3500 HHs were forcibly evicted from Maslah and Aslubta of Dharkenley district in Mogadishu between 3 and 5th March 2015. The majority of the evictees fled to settlements in the area between K11-K20. In response to these forced evictions, the Protection Cluster called an adhoc operational meeting to prepare the roll out and pilot of post-eviction assessment tool. The overall coordination of the assessment was by the Protection Cluster, while NRC was leading the operational roll out.

Fourteen humanitarian agencies (1 UN agency, 6 INGOs and 7 local NGOs) took part in this two day assessment: UNHCR, Norwegian Refugee Council (NRC) Save the Children (SCI), Mercy Corps, Danish Refugee Council (DRC), INTERSOS, CARE, HINNA, SOHDA, OSPAD, ZAMZAM,
SSWC, DBG and CPD. The sample frame covered evicted populations residing between K11-K20, and the sample taken included 346HH surveys, 6 key informant interviews and 39 focus groups. The assessment covered eviction-process related information as well as information on the current humanitarian protection situation of forcibly evicted IDPs. The following are key findings:

  • 35% reported having been exposed to violence that was used to enforce the evictions. Among them, 9% sustained injuries during the eviction process. Intimidation and threats were also used during the eviction, predominantly by those manning the bull dozers used in the process.
    Also, 37% of the respondents reported the destruction of their personal belongings during the eviction.

  • The forced eviction was enforced without adequate notice period. Only 39% of the respondents had received a notice with a period of 2 days.

  • Security of land tenure is an immediate protection need of the evicted IDPs in KM11-KM20 as most of the respondents reported to continue to be at risk of forced evictions due to the lack of land titles or rent agreements to occupy the land despite paying a fee of $3000 per community.

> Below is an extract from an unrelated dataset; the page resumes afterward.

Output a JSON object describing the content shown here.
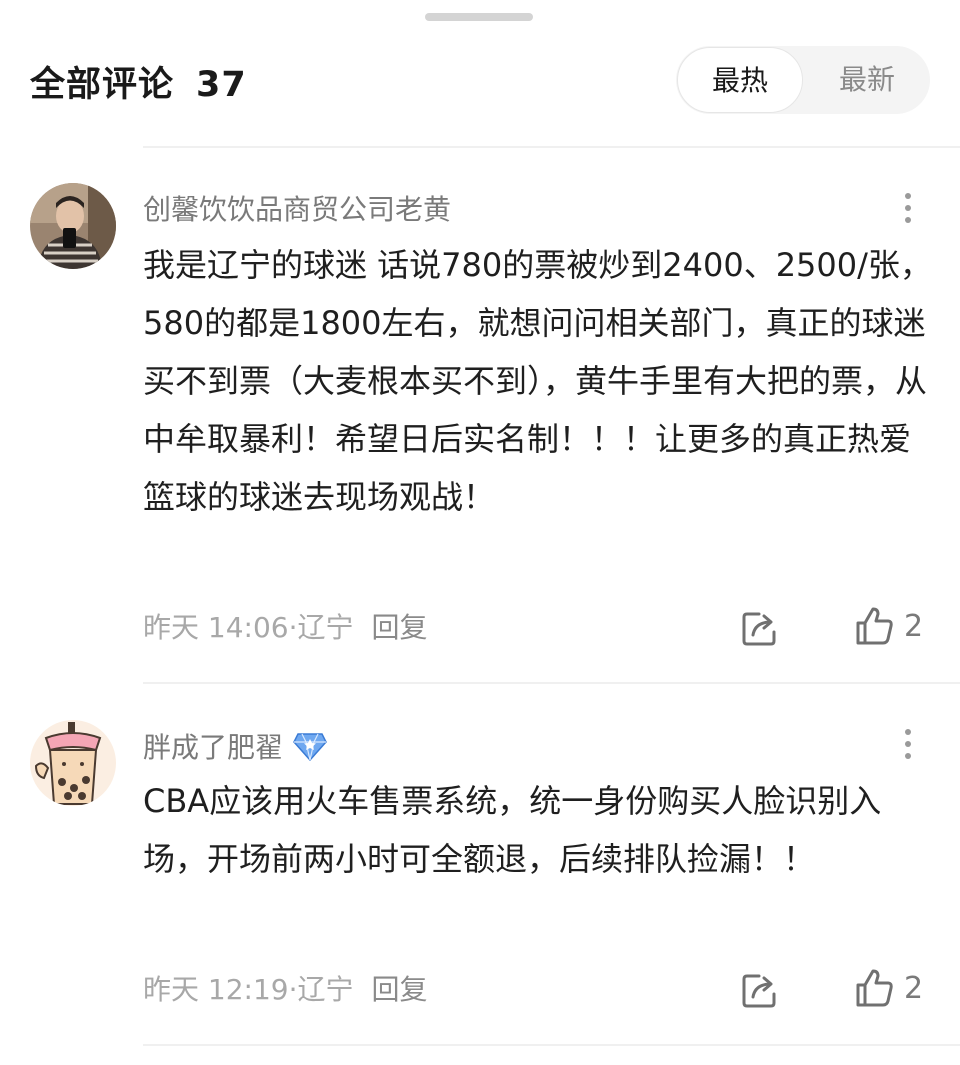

  • 51% of the households were female headed while 49% were male headed. The majority of female-headed HHs had more than three minors under their care, while being the bread winners at the same time. Their disrupted livelihoods increase the vulnerability of the femaleheaded HHs and their children.

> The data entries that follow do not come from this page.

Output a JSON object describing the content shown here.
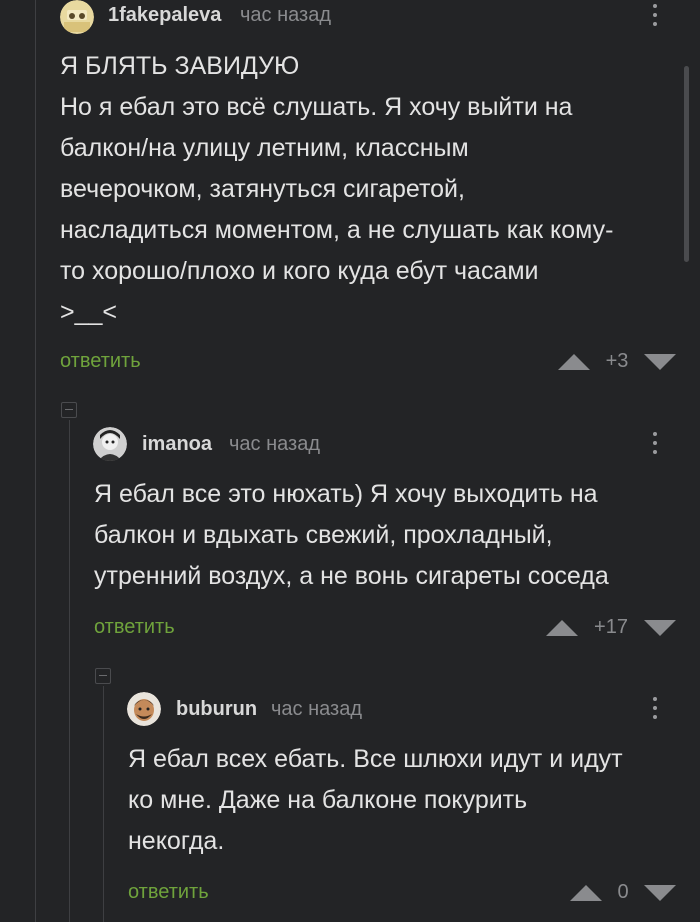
{
  "comments": [
    {
      "username": "1fakepaleva",
      "time": "час назад",
      "lines": [
        "Я БЛЯТЬ ЗАВИДУЮ",
        "Но я ебал это всё слушать. Я хочу выйти на",
        "балкон/на улицу летним, классным",
        "вечерочком, затянуться сигаретой,",
        "насладиться моментом, а не слушать как кому-",
        "то хорошо/плохо и кого куда ебут часами",
        ">__<"
      ],
      "reply_label": "ответить",
      "rating": "+3"
    },
    {
      "username": "imanoa",
      "time": "час назад",
      "lines": [
        "Я ебал все это нюхать) Я хочу выходить на",
        "балкон и вдыхать свежий, прохладный,",
        "утренний воздух, а не вонь сигареты соседа"
      ],
      "reply_label": "ответить",
      "rating": "+17"
    },
    {
      "username": "buburun",
      "time": "час назад",
      "lines": [
        "Я ебал всех ебать. Все шлюхи идут и идут",
        "ко мне. Даже на балконе покурить",
        "некогда."
      ],
      "reply_label": "ответить",
      "rating": "0"
    }
  ],
  "colors": {
    "background": "#232426",
    "reply_link": "#6fa33c",
    "muted": "#8a8b8e"
  },
  "icons": {
    "upvote": "triangle-up-icon",
    "downvote": "triangle-down-icon",
    "menu": "kebab-menu-icon",
    "collapse": "collapse-minus-icon"
  }
}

  • The evicted households have humanitarian needs for water and sanitation, food, shelter and NFIs, health, nutrition, protection and education requiring a multi-cluster response.

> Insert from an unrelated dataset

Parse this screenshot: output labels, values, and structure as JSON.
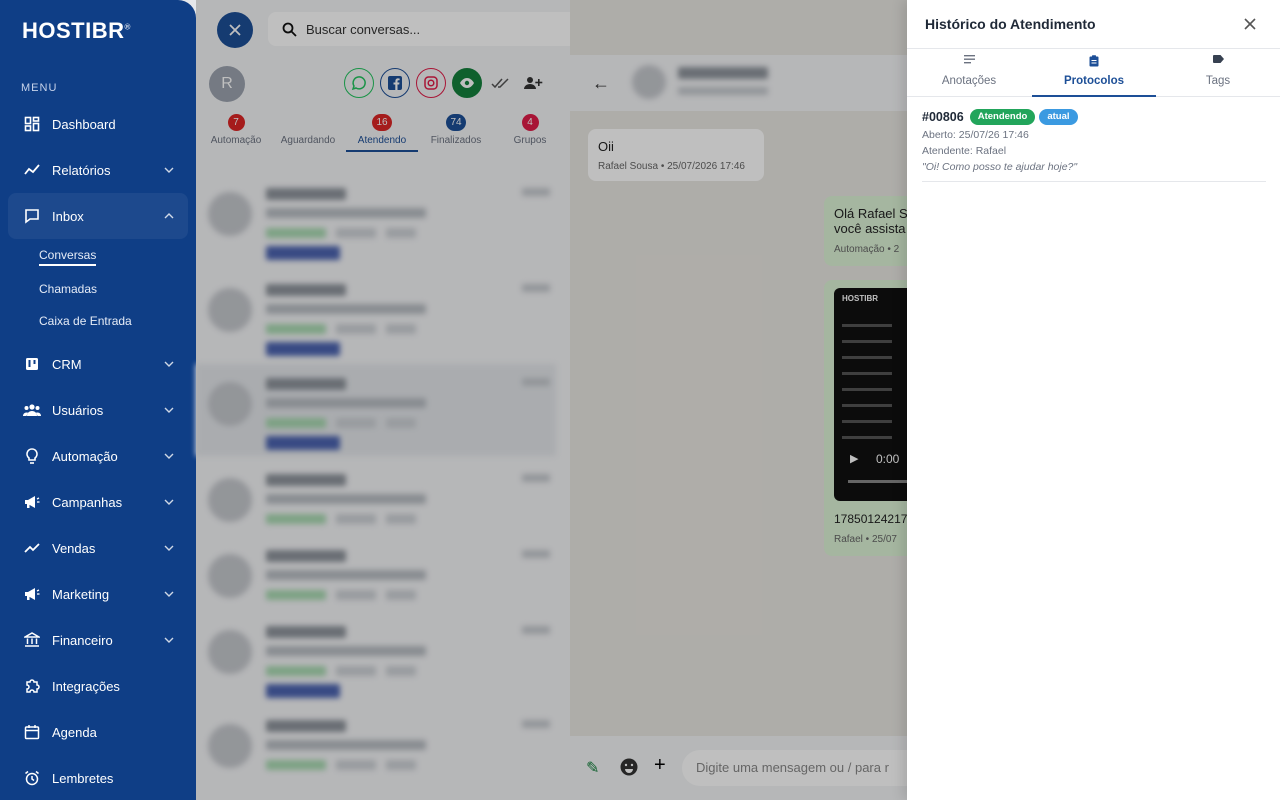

    • 56% of the beneficiaries lacked access to shelter
    • 80% lacked access to water and sanitation, notably access to safe water and latrines. Public defecation was observed during the assessment. Unable to access clean water in their current location, IDPs have to trek long distances to obtain water at a fee of 2 Somali shilling per 20 litre jerry can. Lack of WASH facilities exposes children to protection risks as they are used to obtain the water and places women at risk of sexual and gender based violence in the course of fetching water and the use of improvised sanitation facilities.
    • 71% lacked access to food due to the disruption and consecutive loss of livelihoods due to the forced evictions. Shops, kiosks, vending, small businesses and casual labour were disrupted resulting in increased food prices driven by the limited supply from the disrupted businesses.
    • Nutrition was a concern and 43% of the respondents mentioned that children previously receiving nutritional support at Maslah were unable to access similar services at the new locations due to the lack of a nutrition center at the location.
    • The forced eviction resulted in the loss of access to health facilities, which also impacts on referral mechanisms for protection concerns. 60% of the respondents indicated a lack of access to health services in their new location.
    • Education is not accessible in the new locations. Existing schools are located too far for students to access them.